The other problem with dividing pension in retirement accounts is that someone might have worked for an employer for a long time and they want to keep the pension they so painstakingly accrued. It is natural to feel this way, and it is a common issue. They might want to keep the pension and in its stead, give their spouse the house, for instance. This is common. In such a situation, we get the pension valued.
Let me give you a simplified idea of what that means. The evaluations are done by specialists in actuarial science, or an underwriter. What they essentially do is to determine what the present value of that pension is. They first consider the number of payments that are expected to be made from the date the person starts collecting the pension to the date they anticipate the person’s death. They then sign the anticipated date of death by means of actuarial tables. Let us assume for the sake of this example, given that person’s age at the time of divorce and given their life expectancy, that they are going to collect the pension for 20 years in 10 years’ time. What they do is they take 20 years of payments and reduce it to a present value. Let’s assume that the monthly payment is $3,000. The present value would be calculated by multiplying $3,000 a month by 20 years, and then that would be reduced to a present value. So this might effectively be two-thirds of the actual amount received. This is because they must backdate it since you are assigning a value to that pension now and trading that against another asset.
Let us assume you get a pension evaluation that determines that the pension is worth $250,000. Let us also assume that the equity on the house is $250,000. In some situations, one spouse decides to keep the pension, and the other keeps the house.
Another argument that individuals often have is that the juxtaposition of pension money with a house is tantamount to comparing two very dissimilar quantities. Perhaps there ought to be a discount for the pension money. Worry not, because that is taken into account by the actuary with the calculation of the present value.
However, that same argument is also made regarding IRAs and 401Ks. This is because withdrawals from an IRA or 401K are taxable events. This causes some individuals to argue that the 401K and IRA should not be treated the same as the house. But the other side of that argument is that money and house does not always translate to cash either.

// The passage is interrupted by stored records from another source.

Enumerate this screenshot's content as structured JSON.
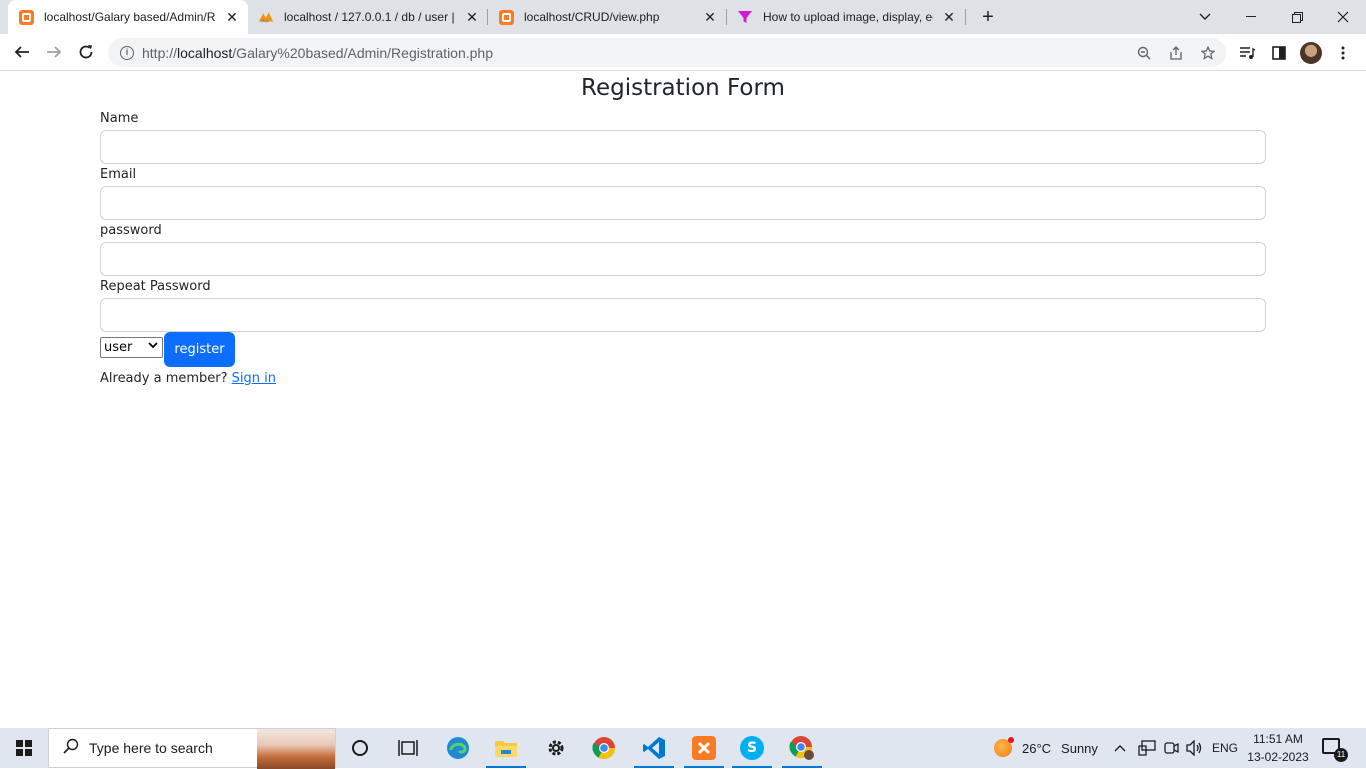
{
  "browser": {
    "tabs": [
      {
        "title": "localhost/Galary based/Admin/Re",
        "favicon": "xampp-icon",
        "active": true
      },
      {
        "title": "localhost / 127.0.0.1 / db / user |",
        "favicon": "phpmyadmin-icon",
        "active": false
      },
      {
        "title": "localhost/CRUD/view.php",
        "favicon": "xampp-icon",
        "active": false
      },
      {
        "title": "How to upload image, display, ec",
        "favicon": "funnel-icon",
        "active": false
      }
    ],
    "url_prefix": "http://",
    "url_host": "localhost",
    "url_path": "/Galary%20based/Admin/Registration.php"
  },
  "form": {
    "title": "Registration Form",
    "fields": [
      {
        "label": "Name",
        "value": ""
      },
      {
        "label": "Email",
        "value": ""
      },
      {
        "label": "password",
        "value": ""
      },
      {
        "label": "Repeat Password",
        "value": ""
      }
    ],
    "role_selected": "user",
    "register_label": "register",
    "member_text": "Already a member?",
    "signin_label": "Sign in"
  },
  "taskbar": {
    "search_placeholder": "Type here to search",
    "apps": [
      "cortana-icon",
      "task-view-icon",
      "edge-icon",
      "file-explorer-icon",
      "settings-icon",
      "chrome-icon",
      "vscode-icon",
      "xampp-icon",
      "skype-icon",
      "chrome-profile-icon"
    ],
    "weather_temp": "26°C",
    "weather_text": "Sunny",
    "language": "ENG",
    "time": "11:51 AM",
    "date": "13-02-2023",
    "notification_count": "11"
  },
  "colors": {
    "primary_button": "#0d6efd",
    "link": "#0d6efd",
    "xampp_orange": "#fb7a24"
  }
}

Although you may get an equity line of credit, cash and house is subject to cost when it’s distributed. These take the form of broker’s fees, other normal customer reselling costs, tax stamps and so on.